There are many reasons for arguing the US hegemony is clear and has increased, but there are many valid and defendable points countering this. Whether the world is a unipolar one is an issue which has dominated a great deal of post-September 11th discussion. However, this essay will analyse the relationship between the US and hegemony throughout the period since 1985, focussing though mainly on its current stance. It is of importance at an early stage to note how the ‘paradox of hegemony’ creates difficulties in the analysis of the international power system. There exists a trade-off when making decisions between taking unilateral interests in order to promote its self-interest and its aspiration to uphold long-term systemic stability due to its international responsibilities.
International institutions reflect universal values which yield consensus. This is necessary for the derivation of the hegemon’s power. Therefore, when a hegemon is forced to conform to international institution norms and rules, this would appear to show that the power is not a hegemon as it is being forced to put its parochial domestic interests back on the shelf. However, this is not necessarily the case as part of a hegemon’s role to promote home interests is constrained by its responsibilities and obligations to provide leadership for the system as a whole. So this begs the question as to why, when these international institutions promote hegemon interests by creating pluralist decision-making forums, they are sometimes undermined as Bush is threatening (in the last resort) with the current Iraq dilemma with reference to the UN Security Council. This is because in particular circumstances, the principles promoted by e.g. the UN are inconsistent with immediate preferences.
A starting point is to use the traditional view of International Relations and to look at the distribution of material power. Mustanduno said that to direct attention on a range of power attributes leads to the conclusion that the United States is now in a class by itself. The United States surpasses all other countries in terms of military power and preparedness, economic and technological capacity, resource endowment and political stability. All other powers are limited or asymmetrical in some way. In Bound To Lead, Nye backs this up by saying that the US is the only state who can be classed as strong with regard to all types of tangible and intangible resources. Japan is weak militarily, China is in reference to science and technology and Europe is classed as ‘medium’ when considering military power. This then means that US preponderance will continue. However, although the distribution of material power is an important dimension to look at, it is inadequate on its own.
Hegemony is not just about power; it is crucially about purposes and rationales for using that power. Although it was the sole superpower at the end of the Cold War, at this time the purposes of US power were hard to discern. However, it appears that the reaction to September 11th has provided such a rationale. Second, effective hegemony requires political support.

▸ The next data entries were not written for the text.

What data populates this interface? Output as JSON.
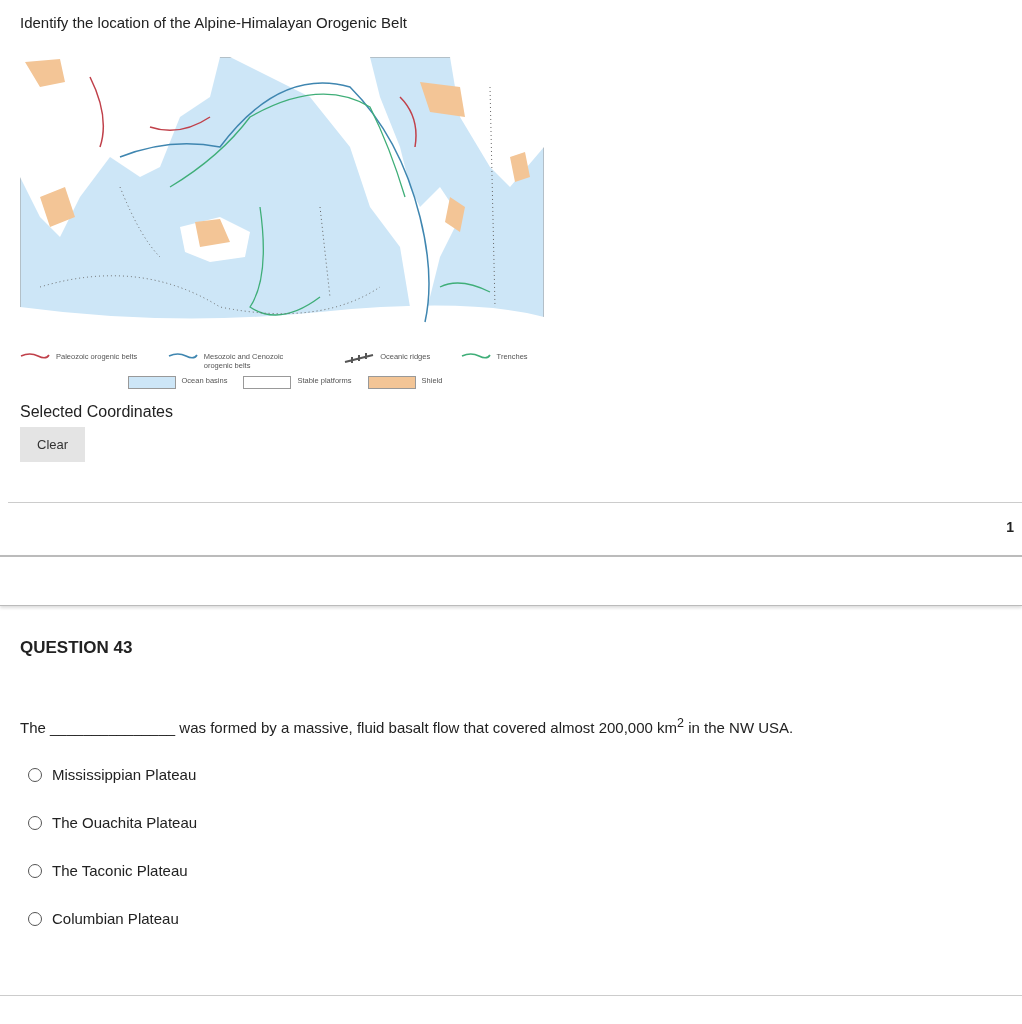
{
  "prompt": "Identify the location of the Alpine-Himalayan Orogenic Belt",
  "legend": [
    {
      "kind": "line",
      "color": "#c0404a",
      "label": "Paleozoic orogenic belts"
    },
    {
      "kind": "line",
      "color": "#3f86b0",
      "label": "Mesozoic and Cenozoic orogenic belts"
    },
    {
      "kind": "ridge",
      "color": "#555555",
      "label": "Oceanic ridges"
    },
    {
      "kind": "line",
      "color": "#3fae78",
      "label": "Trenches"
    },
    {
      "kind": "fill",
      "color": "#cde6f7",
      "label": "Ocean basins"
    },
    {
      "kind": "fill",
      "color": "#ffffff",
      "label": "Stable platforms"
    },
    {
      "kind": "fill",
      "color": "#f3c596",
      "label": "Shield"
    }
  ],
  "selected_coordinates_label": "Selected Coordinates",
  "clear_button": "Clear",
  "points": "1",
  "question": {
    "heading": "QUESTION 43",
    "text": "The _______________ was formed by a massive, fluid basalt flow that covered almost 200,000 km$^{2}$ in the NW USA.",
    "options": [
      {
        "label": "Mississippian Plateau",
        "selected": false
      },
      {
        "label": "The Ouachita Plateau",
        "selected": false
      },
      {
        "label": "The Taconic Plateau",
        "selected": false
      },
      {
        "label": "Columbian Plateau",
        "selected": false
      }
    ]
  }
}
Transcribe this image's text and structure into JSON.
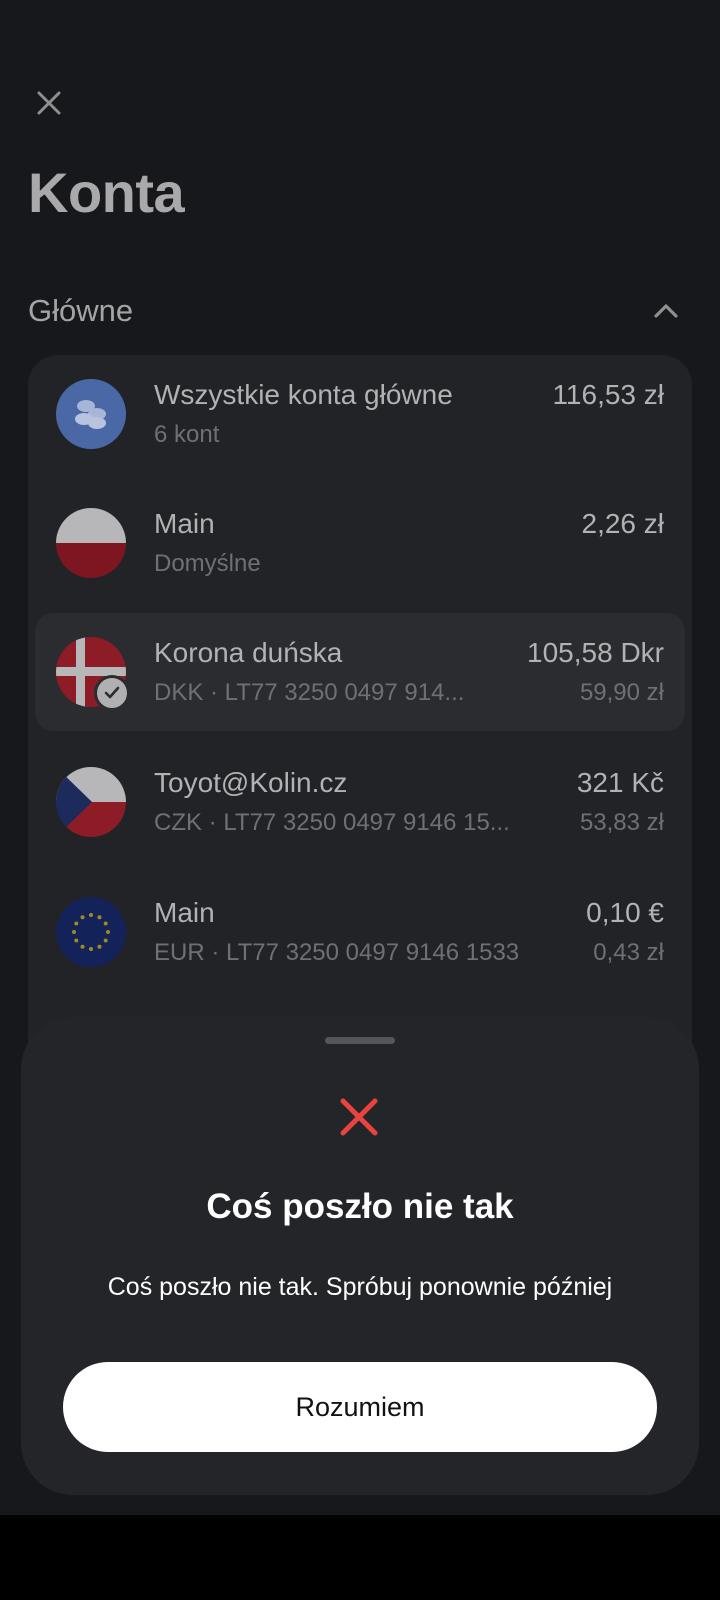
{
  "header": {
    "close_icon": "close-icon",
    "title": "Konta"
  },
  "section": {
    "label": "Główne",
    "toggle_icon": "chevron-up-icon"
  },
  "accounts": [
    {
      "name": "Wszystkie konta główne",
      "sub": "6 kont",
      "amount": "116,53 zł",
      "amount_sub": "",
      "icon": "coins-icon"
    },
    {
      "name": "Main",
      "sub": "Domyślne",
      "amount": "2,26 zł",
      "amount_sub": "",
      "icon": "poland-flag-icon"
    },
    {
      "name": "Korona duńska",
      "sub": "DKK · LT77 3250 0497 914...",
      "amount": "105,58 Dkr",
      "amount_sub": "59,90 zł",
      "icon": "denmark-flag-icon",
      "selected": true
    },
    {
      "name": "Toyot@Kolin.cz",
      "sub": "CZK · LT77 3250 0497 9146 15...",
      "amount": "321 Kč",
      "amount_sub": "53,83 zł",
      "icon": "czech-flag-icon"
    },
    {
      "name": "Main",
      "sub": "EUR · LT77 3250 0497 9146 1533",
      "amount": "0,10 €",
      "amount_sub": "0,43 zł",
      "icon": "eu-flag-icon"
    }
  ],
  "error_sheet": {
    "icon": "error-x-icon",
    "title": "Coś poszło nie tak",
    "message": "Coś poszło nie tak. Spróbuj ponownie później",
    "button_label": "Rozumiem"
  },
  "colors": {
    "background": "#17181b",
    "card": "#222326",
    "sheet": "#242528",
    "error": "#e8433f",
    "button": "#ffffff"
  }
}
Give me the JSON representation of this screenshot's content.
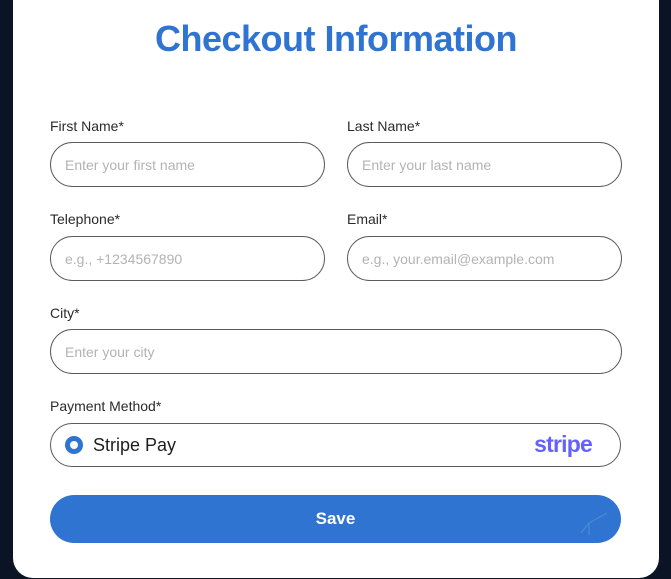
{
  "form": {
    "title": "Checkout Information",
    "first_name": {
      "label": "First Name*",
      "placeholder": "Enter your first name"
    },
    "last_name": {
      "label": "Last Name*",
      "placeholder": "Enter your last name"
    },
    "telephone": {
      "label": "Telephone*",
      "placeholder": "e.g., +1234567890"
    },
    "email": {
      "label": "Email*",
      "placeholder": "e.g., your.email@example.com"
    },
    "city": {
      "label": "City*",
      "placeholder": "Enter your city"
    },
    "payment": {
      "label": "Payment Method*",
      "option_label": "Stripe Pay",
      "logo_text": "stripe",
      "selected": true
    },
    "save_label": "Save"
  },
  "colors": {
    "accent": "#2f74d0",
    "stripe_brand": "#6461fc",
    "background": "#0b1424"
  },
  "icons": {
    "radio": "radio-selected-icon",
    "stripe": "stripe-logo-icon"
  }
}
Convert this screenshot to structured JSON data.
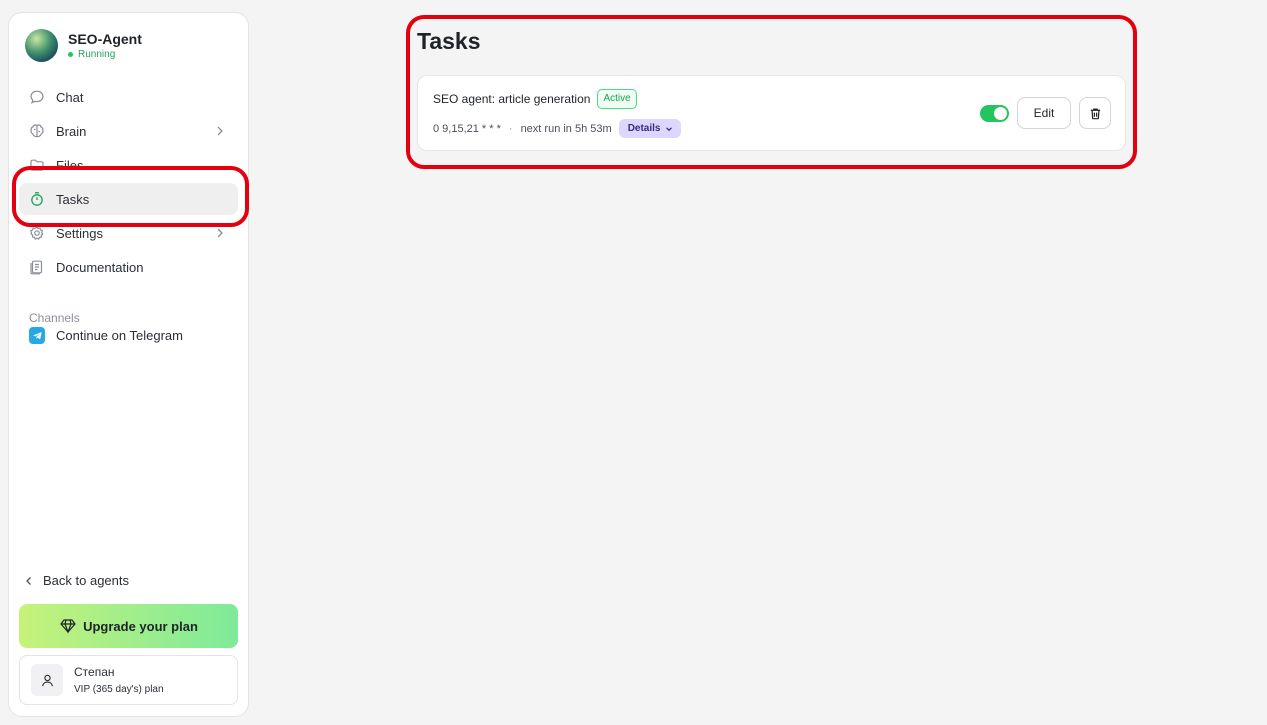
{
  "agent": {
    "name": "SEO-Agent",
    "status": "Running"
  },
  "nav": {
    "items": [
      {
        "label": "Chat",
        "icon": "chat-bubble-icon"
      },
      {
        "label": "Brain",
        "icon": "brain-icon"
      },
      {
        "label": "Files",
        "icon": "folder-icon"
      },
      {
        "label": "Tasks",
        "icon": "timer-icon"
      },
      {
        "label": "Settings",
        "icon": "gear-icon"
      },
      {
        "label": "Documentation",
        "icon": "document-icon"
      }
    ],
    "channels_label": "Channels",
    "telegram_label": "Continue on Telegram"
  },
  "footer": {
    "back_label": "Back to agents",
    "upgrade_label": "Upgrade your plan",
    "user_name": "Степан",
    "user_plan": "VIP (365 day's) plan"
  },
  "page": {
    "title": "Tasks"
  },
  "task": {
    "title": "SEO agent: article generation",
    "status": "Active",
    "schedule": "0 9,15,21 * * *",
    "separator": "·",
    "next_run": "next run in 5h 53m",
    "details_label": "Details",
    "enabled": true,
    "edit_label": "Edit"
  },
  "colors": {
    "accent_green": "#22c55e",
    "highlight_red": "#e3000f",
    "details_purple": "#ddd6fe",
    "telegram_blue": "#27a7e5"
  }
}
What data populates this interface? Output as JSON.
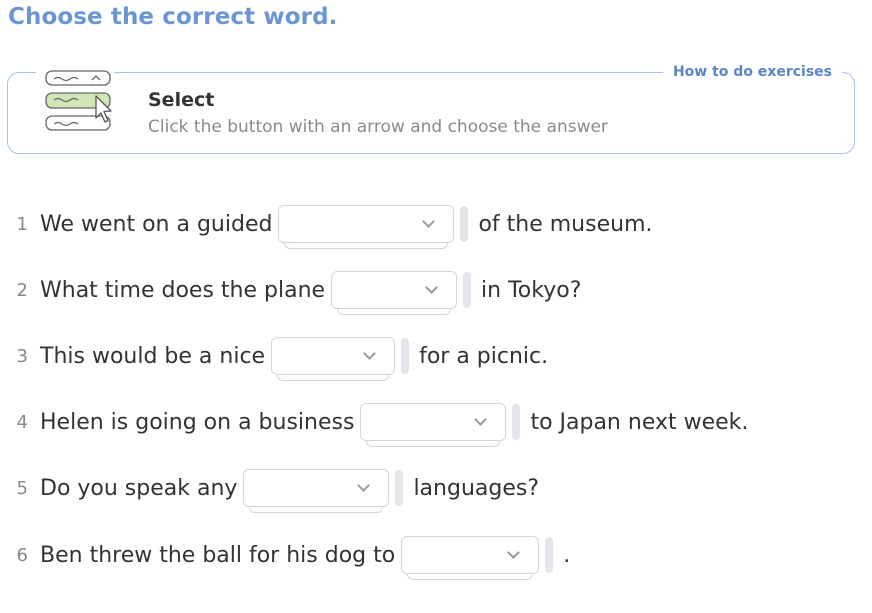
{
  "page": {
    "title": "Choose the correct word."
  },
  "howto": {
    "link_label": "How to do exercises",
    "heading": "Select",
    "text": "Click the button with an arrow and choose the answer",
    "icon": "select-dropdown-icon"
  },
  "questions": [
    {
      "num": "1",
      "before": "We went on a guided",
      "after": "of the museum.",
      "selected": ""
    },
    {
      "num": "2",
      "before": "What time does the plane",
      "after": "in Tokyo?",
      "selected": ""
    },
    {
      "num": "3",
      "before": "This would be a nice",
      "after": "for a picnic.",
      "selected": ""
    },
    {
      "num": "4",
      "before": "Helen is going on a business",
      "after": "to Japan next week.",
      "selected": ""
    },
    {
      "num": "5",
      "before": "Do you speak any",
      "after": "languages?",
      "selected": ""
    },
    {
      "num": "6",
      "before": "Ben threw the ball for his dog to",
      "after": ".",
      "selected": ""
    }
  ]
}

In the post-Cold War period, this seems to have been lacking for the most part, or at least has been uncertain with regard to US foreign policy. Again though, it can be argued that the ‘war on terrorism’ created solid domestic political support for a sustained hegemonic role.